If meters are the “cash register” for a Discom, clearly this new cash register is not working very well. Indian Discoms incur heavy losses every year, are bankrupt and survive only because they are state owned.
Why, when they have installed modern metering technology, are they severely out of pocket?
There are many reasons for this, but a big one is metering and how the Discoms use it. A cursory examination of the specifications for meters being procured will tell the story. Every meter that is bought has an optical communications port. Most orders require the meter vendor to supply a certain number of hand held terminals for meter reading. Yet nationally 99% of all meter readings are taken by eyeball, pencil and paper. The benefits from accurate billing, a faster revenue cycle and reduced theft remain unrealised. Having bought modern technology, Discoms somehow fail to use it.
Not only that, an analysis of the specifications put out to tender will reveal that more and more features are being asked for but none are being used. Why this paradoxical behaviour?
As a work culture, Discoms are typically top driven organisations. Their bureaucratic culture forces even small decisions to bubble up to the top and actions to trickle from the top downwards. With field managers spread in a geographically wide area, this is a singularly unsuitable way to manage a big state-wide Discom as a commercial enterprise. However, it is the only way governance is practical for a Discom that is less a commercial organisation and more a socio-political one.
The leadership position of Chief Executive / Managing Director / Chairman is all powerful and the appointment to this post is usually politically determined. Unfortunately, Discom leadership is transient – rarely is the top position occupied by the same person continuously for a period of five years: the typical tenure is under two years! Every new leader comes in with new ideas to solve the myriad problems faced by the Discoms. Each new idea typically tends to be a technical one; technology somehow is thought to have the ability to quickly provide a fix to the many problems. Rarely is there time to really diagnose what ails the Discom, yet solutions must be found quickly. People and processes always take a lot of effort and time to fix so an easy choice is technology.

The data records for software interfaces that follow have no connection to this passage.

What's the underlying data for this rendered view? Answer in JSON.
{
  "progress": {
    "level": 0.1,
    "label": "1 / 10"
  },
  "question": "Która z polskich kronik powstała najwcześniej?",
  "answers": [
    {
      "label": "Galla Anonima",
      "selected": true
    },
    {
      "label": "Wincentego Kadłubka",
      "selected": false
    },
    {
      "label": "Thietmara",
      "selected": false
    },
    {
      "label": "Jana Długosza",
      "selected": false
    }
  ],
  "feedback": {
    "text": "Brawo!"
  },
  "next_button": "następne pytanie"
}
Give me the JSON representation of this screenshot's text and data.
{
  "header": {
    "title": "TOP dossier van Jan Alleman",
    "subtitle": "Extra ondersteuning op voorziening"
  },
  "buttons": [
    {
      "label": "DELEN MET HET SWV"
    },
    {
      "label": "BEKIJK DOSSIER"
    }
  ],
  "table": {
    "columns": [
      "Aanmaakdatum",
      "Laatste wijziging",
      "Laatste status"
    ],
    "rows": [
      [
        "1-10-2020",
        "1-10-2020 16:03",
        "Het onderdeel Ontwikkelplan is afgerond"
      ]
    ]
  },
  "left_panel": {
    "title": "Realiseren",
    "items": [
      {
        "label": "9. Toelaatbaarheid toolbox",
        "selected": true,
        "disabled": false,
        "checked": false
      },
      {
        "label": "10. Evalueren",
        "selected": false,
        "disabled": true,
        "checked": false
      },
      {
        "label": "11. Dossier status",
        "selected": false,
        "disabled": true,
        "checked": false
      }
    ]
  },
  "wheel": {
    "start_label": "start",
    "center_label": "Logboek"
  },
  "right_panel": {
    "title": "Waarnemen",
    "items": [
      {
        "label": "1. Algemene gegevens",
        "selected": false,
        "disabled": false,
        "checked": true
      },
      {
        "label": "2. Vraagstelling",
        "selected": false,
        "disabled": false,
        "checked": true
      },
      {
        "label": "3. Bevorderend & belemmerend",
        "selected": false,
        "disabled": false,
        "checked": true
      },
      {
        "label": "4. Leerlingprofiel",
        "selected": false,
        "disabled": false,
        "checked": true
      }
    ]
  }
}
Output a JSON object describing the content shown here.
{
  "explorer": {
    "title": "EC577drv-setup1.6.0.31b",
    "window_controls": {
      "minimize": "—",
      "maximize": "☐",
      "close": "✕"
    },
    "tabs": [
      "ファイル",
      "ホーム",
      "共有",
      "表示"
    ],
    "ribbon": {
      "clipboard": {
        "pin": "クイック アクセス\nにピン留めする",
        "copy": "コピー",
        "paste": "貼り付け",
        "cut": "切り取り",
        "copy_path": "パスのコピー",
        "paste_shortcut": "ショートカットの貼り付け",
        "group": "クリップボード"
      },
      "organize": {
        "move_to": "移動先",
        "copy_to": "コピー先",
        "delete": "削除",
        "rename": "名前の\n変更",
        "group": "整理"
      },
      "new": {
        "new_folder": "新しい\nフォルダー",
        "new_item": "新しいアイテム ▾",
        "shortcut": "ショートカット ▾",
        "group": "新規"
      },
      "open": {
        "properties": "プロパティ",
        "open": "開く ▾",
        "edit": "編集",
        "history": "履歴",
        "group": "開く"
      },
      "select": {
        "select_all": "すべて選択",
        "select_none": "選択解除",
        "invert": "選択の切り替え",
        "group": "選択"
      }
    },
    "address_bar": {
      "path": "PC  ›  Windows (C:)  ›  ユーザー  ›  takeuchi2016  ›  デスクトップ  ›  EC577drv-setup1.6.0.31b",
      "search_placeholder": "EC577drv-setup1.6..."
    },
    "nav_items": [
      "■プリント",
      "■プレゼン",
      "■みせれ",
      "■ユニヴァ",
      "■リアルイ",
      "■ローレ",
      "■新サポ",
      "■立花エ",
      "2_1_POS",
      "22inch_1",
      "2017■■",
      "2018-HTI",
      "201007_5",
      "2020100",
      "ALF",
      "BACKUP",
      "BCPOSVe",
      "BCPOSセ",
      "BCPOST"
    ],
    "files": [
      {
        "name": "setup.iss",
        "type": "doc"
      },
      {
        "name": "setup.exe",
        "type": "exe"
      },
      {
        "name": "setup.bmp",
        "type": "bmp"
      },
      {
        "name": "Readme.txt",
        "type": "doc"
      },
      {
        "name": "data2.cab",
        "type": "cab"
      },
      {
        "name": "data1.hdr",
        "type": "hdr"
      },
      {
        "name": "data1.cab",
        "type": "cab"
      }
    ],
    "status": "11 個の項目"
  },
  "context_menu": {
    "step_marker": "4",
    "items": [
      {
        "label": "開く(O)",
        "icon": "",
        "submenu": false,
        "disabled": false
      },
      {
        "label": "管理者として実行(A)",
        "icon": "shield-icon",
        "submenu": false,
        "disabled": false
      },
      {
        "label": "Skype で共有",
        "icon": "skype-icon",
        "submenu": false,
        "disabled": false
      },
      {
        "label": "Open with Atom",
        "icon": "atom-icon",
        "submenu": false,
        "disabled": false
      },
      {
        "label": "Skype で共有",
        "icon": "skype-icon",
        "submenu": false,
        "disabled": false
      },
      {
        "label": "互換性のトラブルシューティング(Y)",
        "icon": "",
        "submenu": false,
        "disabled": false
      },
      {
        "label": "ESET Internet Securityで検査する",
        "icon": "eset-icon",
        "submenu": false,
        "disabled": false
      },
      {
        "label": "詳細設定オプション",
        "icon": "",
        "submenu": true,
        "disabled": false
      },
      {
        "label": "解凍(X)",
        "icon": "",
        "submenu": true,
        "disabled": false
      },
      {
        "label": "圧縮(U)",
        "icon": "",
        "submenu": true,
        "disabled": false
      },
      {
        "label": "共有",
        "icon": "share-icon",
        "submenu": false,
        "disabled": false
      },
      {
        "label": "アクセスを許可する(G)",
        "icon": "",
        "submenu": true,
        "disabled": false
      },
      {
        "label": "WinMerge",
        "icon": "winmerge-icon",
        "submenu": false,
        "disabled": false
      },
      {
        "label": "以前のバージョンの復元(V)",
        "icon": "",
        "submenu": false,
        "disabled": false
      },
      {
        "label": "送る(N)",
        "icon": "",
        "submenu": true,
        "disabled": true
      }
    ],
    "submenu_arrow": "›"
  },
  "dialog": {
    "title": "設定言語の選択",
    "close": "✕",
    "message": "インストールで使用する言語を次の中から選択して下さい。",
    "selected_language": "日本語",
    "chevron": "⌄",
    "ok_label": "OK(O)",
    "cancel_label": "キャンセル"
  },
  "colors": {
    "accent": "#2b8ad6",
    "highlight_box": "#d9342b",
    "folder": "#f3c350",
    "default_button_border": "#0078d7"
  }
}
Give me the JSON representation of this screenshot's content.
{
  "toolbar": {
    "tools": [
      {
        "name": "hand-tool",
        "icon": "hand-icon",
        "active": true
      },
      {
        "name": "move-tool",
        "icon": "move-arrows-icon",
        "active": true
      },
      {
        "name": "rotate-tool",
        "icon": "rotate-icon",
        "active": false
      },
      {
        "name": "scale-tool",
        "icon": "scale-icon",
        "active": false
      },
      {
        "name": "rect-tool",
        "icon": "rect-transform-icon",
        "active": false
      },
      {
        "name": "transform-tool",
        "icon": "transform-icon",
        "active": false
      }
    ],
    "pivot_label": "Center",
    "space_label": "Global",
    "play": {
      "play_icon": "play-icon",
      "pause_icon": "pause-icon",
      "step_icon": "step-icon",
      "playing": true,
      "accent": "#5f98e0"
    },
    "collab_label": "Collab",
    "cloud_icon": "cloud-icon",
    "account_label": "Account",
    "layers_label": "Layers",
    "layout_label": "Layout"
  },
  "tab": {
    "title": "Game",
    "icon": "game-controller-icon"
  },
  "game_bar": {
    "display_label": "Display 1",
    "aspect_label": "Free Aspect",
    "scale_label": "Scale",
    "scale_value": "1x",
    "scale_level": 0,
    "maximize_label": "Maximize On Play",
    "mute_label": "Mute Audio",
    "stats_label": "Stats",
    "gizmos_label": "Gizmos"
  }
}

Not having their own research departments, Discoms have little knowledge of technology and are reliant on vendors to educate them on technology. Vendors have little awareness of the structure, processes or culture within Discoms and have a vested interest in “pushing” their technology. Vendors do so to the buying department in the Discom organisation, their natural point of contact. Buying departments neither have the real world experience of field issues nor do they have the authority (or ability) over the field managers to cause change. Thus, technology choices are made either by transient leadership or by the buying departments based more or less on what catches their fancy at the time. There is no technical strategy worth the name.
Technology, once procured, runs into the concrete wall of field reality. That is when field managers start to complain about what has been bought and leadership starts to realise that the expected results are not being obtained. A blame game ensues and frequently the technology / vendor is caught in the mix. Ultimately a modus vivendi is found and life goes on, yet the Discom’s financial status does not improve.
The reduction in theft or energy losses in the Delhi distribution system are a fine example of the results of properly embracing technology. The privately owned Delhi Discoms chose electronic metering technology with a consistent strategic focus on driving down losses. Having installed electronic meters, they worked relentlessly with their staff, unions and contractors to ensure these meters were read electronically. They changed processes, put in place an IT infrastructure to accommodate electronic reads. They analysed the data brought back from meters to identify theft and network improvements. The benefits from new technology resulted in bringing the losses in Delhi down from ~50% to ~12% in just a few years. Loss reduction is not rocket science, but it does need the tenacity of leadership to work on people and processes.
The key lesson for the state run Discoms is not to chase technology for the sake of technology. When they do so, they will find that the long-term fix to huge losses is not better technology but better people and better processes that use the technology they already have. To fix people and processes needs leadership that endures for a period of time and is inclined to deal with these endemic issues. Today Discom leaders make decisions almost with the knowledge that they will not face the consequences of their decisions. The least governments can do is give their Discoms quality leadership that remains in office to see the results of its decisions.
ABOUT THE AUTHOR: Compos Mentis is Latin for “a sound mind.” This is the chosen pseudonym of a prominent European expert with more than 20 years of direct experience in metering, AMI and smart grid applications worldwide. The cloak of anonymity allows him to insightfully” pop the balloons” of conventional utility industry thinking. If you would like to comment on this Viewpoint, please write to the author at firstname.lastname@example.org